## Data supplied
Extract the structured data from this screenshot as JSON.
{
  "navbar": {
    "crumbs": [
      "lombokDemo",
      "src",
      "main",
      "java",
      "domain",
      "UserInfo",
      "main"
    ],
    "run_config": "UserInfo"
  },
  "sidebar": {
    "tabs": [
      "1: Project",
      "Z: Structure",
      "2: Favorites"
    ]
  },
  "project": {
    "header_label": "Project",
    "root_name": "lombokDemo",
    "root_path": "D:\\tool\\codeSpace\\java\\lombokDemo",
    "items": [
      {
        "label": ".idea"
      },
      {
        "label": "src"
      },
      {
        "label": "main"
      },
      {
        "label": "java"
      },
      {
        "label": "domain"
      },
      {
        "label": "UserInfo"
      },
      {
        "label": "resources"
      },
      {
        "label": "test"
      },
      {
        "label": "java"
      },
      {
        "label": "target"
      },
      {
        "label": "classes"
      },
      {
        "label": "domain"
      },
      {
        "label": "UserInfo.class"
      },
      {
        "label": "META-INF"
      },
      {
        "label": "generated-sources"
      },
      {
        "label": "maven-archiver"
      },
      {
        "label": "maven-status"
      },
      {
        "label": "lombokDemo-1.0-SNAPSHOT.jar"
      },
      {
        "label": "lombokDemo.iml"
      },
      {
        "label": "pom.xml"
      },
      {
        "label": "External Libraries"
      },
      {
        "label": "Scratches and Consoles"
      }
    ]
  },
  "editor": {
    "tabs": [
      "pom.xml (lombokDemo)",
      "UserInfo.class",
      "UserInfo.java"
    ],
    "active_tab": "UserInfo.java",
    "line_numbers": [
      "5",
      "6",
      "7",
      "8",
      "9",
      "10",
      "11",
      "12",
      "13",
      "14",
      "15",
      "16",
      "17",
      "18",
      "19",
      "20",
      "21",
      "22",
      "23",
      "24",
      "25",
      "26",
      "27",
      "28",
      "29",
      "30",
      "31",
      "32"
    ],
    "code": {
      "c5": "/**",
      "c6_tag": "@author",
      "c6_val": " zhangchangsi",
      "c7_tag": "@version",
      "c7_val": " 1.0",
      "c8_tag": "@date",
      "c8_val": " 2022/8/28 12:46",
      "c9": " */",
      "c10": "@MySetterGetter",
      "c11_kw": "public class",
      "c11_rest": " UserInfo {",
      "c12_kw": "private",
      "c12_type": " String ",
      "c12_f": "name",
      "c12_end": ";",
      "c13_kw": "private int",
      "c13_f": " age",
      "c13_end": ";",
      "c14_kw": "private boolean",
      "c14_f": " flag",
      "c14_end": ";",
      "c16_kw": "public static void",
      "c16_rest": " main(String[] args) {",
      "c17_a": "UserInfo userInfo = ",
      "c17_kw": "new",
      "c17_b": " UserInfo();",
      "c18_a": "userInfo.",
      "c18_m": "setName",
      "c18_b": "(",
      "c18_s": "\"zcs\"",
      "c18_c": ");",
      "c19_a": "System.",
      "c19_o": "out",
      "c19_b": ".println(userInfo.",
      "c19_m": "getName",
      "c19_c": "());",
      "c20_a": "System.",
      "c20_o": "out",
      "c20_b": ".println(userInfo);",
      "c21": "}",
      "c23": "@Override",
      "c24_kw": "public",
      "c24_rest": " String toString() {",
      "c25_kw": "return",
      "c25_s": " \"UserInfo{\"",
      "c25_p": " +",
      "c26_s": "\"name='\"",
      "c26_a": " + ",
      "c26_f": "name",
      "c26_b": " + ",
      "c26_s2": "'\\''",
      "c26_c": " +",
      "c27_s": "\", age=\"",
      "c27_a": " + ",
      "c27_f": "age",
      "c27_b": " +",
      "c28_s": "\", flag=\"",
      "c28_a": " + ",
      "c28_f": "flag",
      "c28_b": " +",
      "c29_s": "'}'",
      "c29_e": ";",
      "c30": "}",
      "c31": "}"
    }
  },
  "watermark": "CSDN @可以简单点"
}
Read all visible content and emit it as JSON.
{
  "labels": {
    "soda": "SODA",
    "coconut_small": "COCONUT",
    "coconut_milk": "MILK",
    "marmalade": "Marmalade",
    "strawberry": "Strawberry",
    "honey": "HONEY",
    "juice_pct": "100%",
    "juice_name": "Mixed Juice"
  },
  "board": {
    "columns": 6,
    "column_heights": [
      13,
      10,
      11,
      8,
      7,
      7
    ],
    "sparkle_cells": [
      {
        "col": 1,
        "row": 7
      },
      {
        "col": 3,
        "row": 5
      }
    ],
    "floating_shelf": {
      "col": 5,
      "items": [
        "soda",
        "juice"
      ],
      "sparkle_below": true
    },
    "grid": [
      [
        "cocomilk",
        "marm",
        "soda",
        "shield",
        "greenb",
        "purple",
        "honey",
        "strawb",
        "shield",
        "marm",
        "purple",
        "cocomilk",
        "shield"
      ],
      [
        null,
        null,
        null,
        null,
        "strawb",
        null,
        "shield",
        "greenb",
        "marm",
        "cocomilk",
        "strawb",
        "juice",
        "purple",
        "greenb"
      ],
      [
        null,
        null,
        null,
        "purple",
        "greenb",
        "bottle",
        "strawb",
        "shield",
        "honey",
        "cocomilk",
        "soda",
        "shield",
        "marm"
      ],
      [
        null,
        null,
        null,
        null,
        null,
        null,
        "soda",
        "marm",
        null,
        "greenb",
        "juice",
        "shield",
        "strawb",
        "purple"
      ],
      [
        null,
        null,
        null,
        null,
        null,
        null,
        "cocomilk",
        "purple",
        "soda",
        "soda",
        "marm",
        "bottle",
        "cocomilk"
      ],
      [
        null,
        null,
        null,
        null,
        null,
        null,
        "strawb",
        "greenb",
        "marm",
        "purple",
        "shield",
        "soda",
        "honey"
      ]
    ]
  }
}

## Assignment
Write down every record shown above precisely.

## Exercise response
Extract the structured data from this screenshot as JSON.
{
  "navbar": {
    "crumbs": [
      "lombokDemo",
      "src",
      "main",
      "java",
      "domain",
      "UserInfo",
      "main"
    ],
    "run_config": "UserInfo"
  },
  "sidebar": {
    "tabs": [
      "1: Project",
      "Z: Structure",
      "2: Favorites"
    ]
  },
  "project": {
    "header_label": "Project",
    "root_name": "lombokDemo",
    "root_path": "D:\\tool\\codeSpace\\java\\lombokDemo",
    "items": [
      {
        "label": ".idea"
      },
      {
        "label": "src"
      },
      {
        "label": "main"
      },
      {
        "label": "java"
      },
      {
        "label": "domain"
      },
      {
        "label": "UserInfo"
      },
      {
        "label": "resources"
      },
      {
        "label": "test"
      },
      {
        "label": "java"
      },
      {
        "label": "target"
      },
      {
        "label": "classes"
      },
      {
        "label": "domain"
      },
      {
        "label": "UserInfo.class"
      },
      {
        "label": "META-INF"
      },
      {
        "label": "generated-sources"
      },
      {
        "label": "maven-archiver"
      },
      {
        "label": "maven-status"
      },
      {
        "label": "lombokDemo-1.0-SNAPSHOT.jar"
      },
      {
        "label": "lombokDemo.iml"
      },
      {
        "label": "pom.xml"
      },
      {
        "label": "External Libraries"
      },
      {
        "label": "Scratches and Consoles"
      }
    ]
  },
  "editor": {
    "tabs": [
      "pom.xml (lombokDemo)",
      "UserInfo.class",
      "UserInfo.java"
    ],
    "active_tab": "UserInfo.java",
    "line_numbers": [
      "5",
      "6",
      "7",
      "8",
      "9",
      "10",
      "11",
      "12",
      "13",
      "14",
      "15",
      "16",
      "17",
      "18",
      "19",
      "20",
      "21",
      "22",
      "23",
      "24",
      "25",
      "26",
      "27",
      "28",
      "29",
      "30",
      "31",
      "32"
    ],
    "code": {
      "c5": "/**",
      "c6_tag": "@author",
      "c6_val": " zhangchangsi",
      "c7_tag": "@version",
      "c7_val": " 1.0",
      "c8_tag": "@date",
      "c8_val": " 2022/8/28 12:46",
      "c9": " */",
      "c10": "@MySetterGetter",
      "c11_kw": "public class",
      "c11_rest": " UserInfo {",
      "c12_kw": "private",
      "c12_type": " String ",
      "c12_f": "name",
      "c12_end": ";",
      "c13_kw": "private int",
      "c13_f": " age",
      "c13_end": ";",
      "c14_kw": "private boolean",
      "c14_f": " flag",
      "c14_end": ";",
      "c16_kw": "public static void",
      "c16_rest": " main(String[] args) {",
      "c17_a": "UserInfo userInfo = ",
      "c17_kw": "new",
      "c17_b": " UserInfo();",
      "c18_a": "userInfo.",
      "c18_m": "setName",
      "c18_b": "(",
      "c18_s": "\"zcs\"",
      "c18_c": ");",
      "c19_a": "System.",
      "c19_o": "out",
      "c19_b": ".println(userInfo.",
      "c19_m": "getName",
      "c19_c": "());",
      "c20_a": "System.",
      "c20_o": "out",
      "c20_b": ".println(userInfo);",
      "c21": "}",
      "c23": "@Override",
      "c24_kw": "public",
      "c24_rest": " String toString() {",
      "c25_kw": "return",
      "c25_s": " \"UserInfo{\"",
      "c25_p": " +",
      "c26_s": "\"name='\"",
      "c26_a": " + ",
      "c26_f": "name",
      "c26_b": " + ",
      "c26_s2": "'\\''",
      "c26_c": " +",
      "c27_s": "\", age=\"",
      "c27_a": " + ",
      "c27_f": "age",
      "c27_b": " +",
      "c28_s": "\", flag=\"",
      "c28_a": " + ",
      "c28_f": "flag",
      "c28_b": " +",
      "c29_s": "'}'",
      "c29_e": ";",
      "c30": "}",
      "c31": "}"
    }
  },
  "watermark": "CSDN @可以简单点"
}
Read all visible content and emit it as JSON.
{
  "labels": {
    "soda": "SODA",
    "coconut_small": "COCONUT",
    "coconut_milk": "MILK",
    "marmalade": "Marmalade",
    "strawberry": "Strawberry",
    "honey": "HONEY",
    "juice_pct": "100%",
    "juice_name": "Mixed Juice"
  },
  "board": {
    "columns": 6,
    "column_heights": [
      13,
      10,
      11,
      8,
      7,
      7
    ],
    "sparkle_cells": [
      {
        "col": 1,
        "row": 7
      },
      {
        "col": 3,
        "row": 5
      }
    ],
    "floating_shelf": {
      "col": 5,
      "items": [
        "soda",
        "juice"
      ],
      "sparkle_below": true
    },
    "grid": [
      [
        "cocomilk",
        "marm",
        "soda",
        "shield",
        "greenb",
        "purple",
        "honey",
        "strawb",
        "shield",
        "marm",
        "purple",
        "cocomilk",
        "shield"
      ],
      [
        null,
        null,
        null,
        null,
        "strawb",
        null,
        "shield",
        "greenb",
        "marm",
        "cocomilk",
        "strawb",
        "juice",
        "purple",
        "greenb"
      ],
      [
        null,
        null,
        null,
        "purple",
        "greenb",
        "bottle",
        "strawb",
        "shield",
        "honey",
        "cocomilk",
        "soda",
        "shield",
        "marm"
      ],
      [
        null,
        null,
        null,
        null,
        null,
        null,
        "soda",
        "marm",
        null,
        "greenb",
        "juice",
        "shield",
        "strawb",
        "purple"
      ],
      [
        null,
        null,
        null,
        null,
        null,
        null,
        "cocomilk",
        "purple",
        "soda",
        "soda",
        "marm",
        "bottle",
        "cocomilk"
      ],
      [
        null,
        null,
        null,
        null,
        null,
        null,
        "strawb",
        "greenb",
        "marm",
        "purple",
        "shield",
        "soda",
        "honey"
      ]
    ]
  }
}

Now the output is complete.